REQUIRED WORK: Print each entry word for word.

Data records:
──────────────────────────────
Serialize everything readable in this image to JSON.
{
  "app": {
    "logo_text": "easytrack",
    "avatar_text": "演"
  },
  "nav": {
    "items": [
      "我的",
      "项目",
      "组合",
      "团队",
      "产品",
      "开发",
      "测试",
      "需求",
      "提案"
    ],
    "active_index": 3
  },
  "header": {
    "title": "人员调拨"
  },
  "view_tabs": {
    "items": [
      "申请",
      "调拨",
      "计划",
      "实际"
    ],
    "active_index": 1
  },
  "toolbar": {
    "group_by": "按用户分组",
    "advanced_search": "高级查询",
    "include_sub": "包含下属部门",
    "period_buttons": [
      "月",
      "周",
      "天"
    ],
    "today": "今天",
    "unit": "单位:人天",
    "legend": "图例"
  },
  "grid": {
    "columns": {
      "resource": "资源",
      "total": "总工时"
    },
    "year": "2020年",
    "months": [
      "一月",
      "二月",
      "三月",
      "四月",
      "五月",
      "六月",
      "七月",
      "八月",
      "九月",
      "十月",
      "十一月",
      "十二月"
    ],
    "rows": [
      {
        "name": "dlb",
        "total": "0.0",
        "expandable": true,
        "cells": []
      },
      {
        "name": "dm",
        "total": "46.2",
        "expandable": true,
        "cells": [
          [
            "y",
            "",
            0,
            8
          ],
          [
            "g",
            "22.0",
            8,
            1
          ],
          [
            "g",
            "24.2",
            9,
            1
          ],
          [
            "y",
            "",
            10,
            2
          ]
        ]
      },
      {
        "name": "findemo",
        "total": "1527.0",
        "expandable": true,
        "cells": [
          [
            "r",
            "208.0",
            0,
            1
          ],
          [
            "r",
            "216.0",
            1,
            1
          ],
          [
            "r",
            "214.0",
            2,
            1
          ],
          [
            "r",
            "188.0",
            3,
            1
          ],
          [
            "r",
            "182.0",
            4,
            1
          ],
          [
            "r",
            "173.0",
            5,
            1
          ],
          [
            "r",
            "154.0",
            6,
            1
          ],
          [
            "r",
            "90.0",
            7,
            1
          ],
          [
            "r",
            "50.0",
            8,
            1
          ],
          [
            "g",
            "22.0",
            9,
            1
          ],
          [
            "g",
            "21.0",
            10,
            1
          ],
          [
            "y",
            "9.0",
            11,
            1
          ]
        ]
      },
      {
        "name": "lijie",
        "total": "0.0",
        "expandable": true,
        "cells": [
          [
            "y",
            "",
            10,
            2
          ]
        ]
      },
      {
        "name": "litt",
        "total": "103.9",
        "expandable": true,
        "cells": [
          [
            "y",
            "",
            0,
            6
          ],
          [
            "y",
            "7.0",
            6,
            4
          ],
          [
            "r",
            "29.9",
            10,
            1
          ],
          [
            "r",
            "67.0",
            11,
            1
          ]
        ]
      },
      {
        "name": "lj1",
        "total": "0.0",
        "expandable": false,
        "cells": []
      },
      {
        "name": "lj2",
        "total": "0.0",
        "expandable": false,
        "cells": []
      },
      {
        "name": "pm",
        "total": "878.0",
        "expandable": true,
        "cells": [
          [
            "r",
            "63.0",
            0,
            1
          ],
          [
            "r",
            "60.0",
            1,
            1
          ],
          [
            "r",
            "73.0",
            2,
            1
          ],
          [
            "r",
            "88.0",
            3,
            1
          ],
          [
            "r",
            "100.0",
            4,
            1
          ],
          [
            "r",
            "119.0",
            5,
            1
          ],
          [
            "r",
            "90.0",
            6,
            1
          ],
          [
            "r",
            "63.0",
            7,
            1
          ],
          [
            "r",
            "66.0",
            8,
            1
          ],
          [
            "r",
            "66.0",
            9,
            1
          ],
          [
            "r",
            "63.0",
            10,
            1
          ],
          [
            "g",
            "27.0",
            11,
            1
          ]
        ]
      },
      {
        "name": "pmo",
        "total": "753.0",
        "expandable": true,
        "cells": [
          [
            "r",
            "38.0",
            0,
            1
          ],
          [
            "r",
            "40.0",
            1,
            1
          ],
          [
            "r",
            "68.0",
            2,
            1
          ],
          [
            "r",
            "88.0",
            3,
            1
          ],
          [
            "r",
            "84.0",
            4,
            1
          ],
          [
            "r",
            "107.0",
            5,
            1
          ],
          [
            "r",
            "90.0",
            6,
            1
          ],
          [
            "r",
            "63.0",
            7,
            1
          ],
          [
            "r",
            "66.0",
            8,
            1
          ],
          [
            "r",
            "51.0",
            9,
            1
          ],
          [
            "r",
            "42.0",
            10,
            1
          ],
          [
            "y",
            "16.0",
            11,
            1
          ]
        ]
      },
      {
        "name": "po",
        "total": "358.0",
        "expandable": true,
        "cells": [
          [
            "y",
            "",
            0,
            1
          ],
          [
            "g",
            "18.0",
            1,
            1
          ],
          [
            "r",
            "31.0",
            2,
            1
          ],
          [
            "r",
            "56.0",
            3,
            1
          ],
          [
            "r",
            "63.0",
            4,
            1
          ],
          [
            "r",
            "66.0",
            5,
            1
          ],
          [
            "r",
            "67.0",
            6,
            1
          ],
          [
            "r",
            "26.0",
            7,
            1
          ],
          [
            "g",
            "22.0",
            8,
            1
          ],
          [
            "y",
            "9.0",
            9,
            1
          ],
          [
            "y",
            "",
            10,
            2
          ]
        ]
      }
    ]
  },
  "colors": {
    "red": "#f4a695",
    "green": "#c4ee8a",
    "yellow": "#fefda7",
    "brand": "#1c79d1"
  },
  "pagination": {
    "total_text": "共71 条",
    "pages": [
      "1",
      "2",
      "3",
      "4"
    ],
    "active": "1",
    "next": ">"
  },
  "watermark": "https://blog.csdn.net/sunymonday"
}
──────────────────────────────
REPLY:
Serialize everything readable in this image to JSON.
{
  "app": {
    "logo_text": "easytrack",
    "avatar_text": "演"
  },
  "nav": {
    "items": [
      "我的",
      "项目",
      "组合",
      "团队",
      "产品",
      "开发",
      "测试",
      "需求",
      "提案"
    ],
    "active_index": 3
  },
  "header": {
    "title": "人员调拨"
  },
  "view_tabs": {
    "items": [
      "申请",
      "调拨",
      "计划",
      "实际"
    ],
    "active_index": 1
  },
  "toolbar": {
    "group_by": "按用户分组",
    "advanced_search": "高级查询",
    "include_sub": "包含下属部门",
    "period_buttons": [
      "月",
      "周",
      "天"
    ],
    "today": "今天",
    "unit": "单位:人天",
    "legend": "图例"
  },
  "grid": {
    "columns": {
      "resource": "资源",
      "total": "总工时"
    },
    "year": "2020年",
    "months": [
      "一月",
      "二月",
      "三月",
      "四月",
      "五月",
      "六月",
      "七月",
      "八月",
      "九月",
      "十月",
      "十一月",
      "十二月"
    ],
    "rows": [
      {
        "name": "dlb",
        "total": "0.0",
        "expandable": true,
        "cells": []
      },
      {
        "name": "dm",
        "total": "46.2",
        "expandable": true,
        "cells": [
          [
            "y",
            "",
            0,
            8
          ],
          [
            "g",
            "22.0",
            8,
            1
          ],
          [
            "g",
            "24.2",
            9,
            1
          ],
          [
            "y",
            "",
            10,
            2
          ]
        ]
      },
      {
        "name": "findemo",
        "total": "1527.0",
        "expandable": true,
        "cells": [
          [
            "r",
            "208.0",
            0,
            1
          ],
          [
            "r",
            "216.0",
            1,
            1
          ],
          [
            "r",
            "214.0",
            2,
            1
          ],
          [
            "r",
            "188.0",
            3,
            1
          ],
          [
            "r",
            "182.0",
            4,
            1
          ],
          [
            "r",
            "173.0",
            5,
            1
          ],
          [
            "r",
            "154.0",
            6,
            1
          ],
          [
            "r",
            "90.0",
            7,
            1
          ],
          [
            "r",
            "50.0",
            8,
            1
          ],
          [
            "g",
            "22.0",
            9,
            1
          ],
          [
            "g",
            "21.0",
            10,
            1
          ],
          [
            "y",
            "9.0",
            11,
            1
          ]
        ]
      },
      {
        "name": "lijie",
        "total": "0.0",
        "expandable": true,
        "cells": [
          [
            "y",
            "",
            10,
            2
          ]
        ]
      },
      {
        "name": "litt",
        "total": "103.9",
        "expandable": true,
        "cells": [
          [
            "y",
            "",
            0,
            6
          ],
          [
            "y",
            "7.0",
            6,
            4
          ],
          [
            "r",
            "29.9",
            10,
            1
          ],
          [
            "r",
            "67.0",
            11,
            1
          ]
        ]
      },
      {
        "name": "lj1",
        "total": "0.0",
        "expandable": false,
        "cells": []
      },
      {
        "name": "lj2",
        "total": "0.0",
        "expandable": false,
        "cells": []
      },
      {
        "name": "pm",
        "total": "878.0",
        "expandable": true,
        "cells": [
          [
            "r",
            "63.0",
            0,
            1
          ],
          [
            "r",
            "60.0",
            1,
            1
          ],
          [
            "r",
            "73.0",
            2,
            1
          ],
          [
            "r",
            "88.0",
            3,
            1
          ],
          [
            "r",
            "100.0",
            4,
            1
          ],
          [
            "r",
            "119.0",
            5,
            1
          ],
          [
            "r",
            "90.0",
            6,
            1
          ],
          [
            "r",
            "63.0",
            7,
            1
          ],
          [
            "r",
            "66.0",
            8,
            1
          ],
          [
            "r",
            "66.0",
            9,
            1
          ],
          [
            "r",
            "63.0",
            10,
            1
          ],
          [
            "g",
            "27.0",
            11,
            1
          ]
        ]
      },
      {
        "name": "pmo",
        "total": "753.0",
        "expandable": true,
        "cells": [
          [
            "r",
            "38.0",
            0,
            1
          ],
          [
            "r",
            "40.0",
            1,
            1
          ],
          [
            "r",
            "68.0",
            2,
            1
          ],
          [
            "r",
            "88.0",
            3,
            1
          ],
          [
            "r",
            "84.0",
            4,
            1
          ],
          [
            "r",
            "107.0",
            5,
            1
          ],
          [
            "r",
            "90.0",
            6,
            1
          ],
          [
            "r",
            "63.0",
            7,
            1
          ],
          [
            "r",
            "66.0",
            8,
            1
          ],
          [
            "r",
            "51.0",
            9,
            1
          ],
          [
            "r",
            "42.0",
            10,
            1
          ],
          [
            "y",
            "16.0",
            11,
            1
          ]
        ]
      },
      {
        "name": "po",
        "total": "358.0",
        "expandable": true,
        "cells": [
          [
            "y",
            "",
            0,
            1
          ],
          [
            "g",
            "18.0",
            1,
            1
          ],
          [
            "r",
            "31.0",
            2,
            1
          ],
          [
            "r",
            "56.0",
            3,
            1
          ],
          [
            "r",
            "63.0",
            4,
            1
          ],
          [
            "r",
            "66.0",
            5,
            1
          ],
          [
            "r",
            "67.0",
            6,
            1
          ],
          [
            "r",
            "26.0",
            7,
            1
          ],
          [
            "g",
            "22.0",
            8,
            1
          ],
          [
            "y",
            "9.0",
            9,
            1
          ],
          [
            "y",
            "",
            10,
            2
          ]
        ]
      }
    ]
  },
  "colors": {
    "red": "#f4a695",
    "green": "#c4ee8a",
    "yellow": "#fefda7",
    "brand": "#1c79d1"
  },
  "pagination": {
    "total_text": "共71 条",
    "pages": [
      "1",
      "2",
      "3",
      "4"
    ],
    "active": "1",
    "next": ">"
  },
  "watermark": "https://blog.csdn.net/sunymonday"
}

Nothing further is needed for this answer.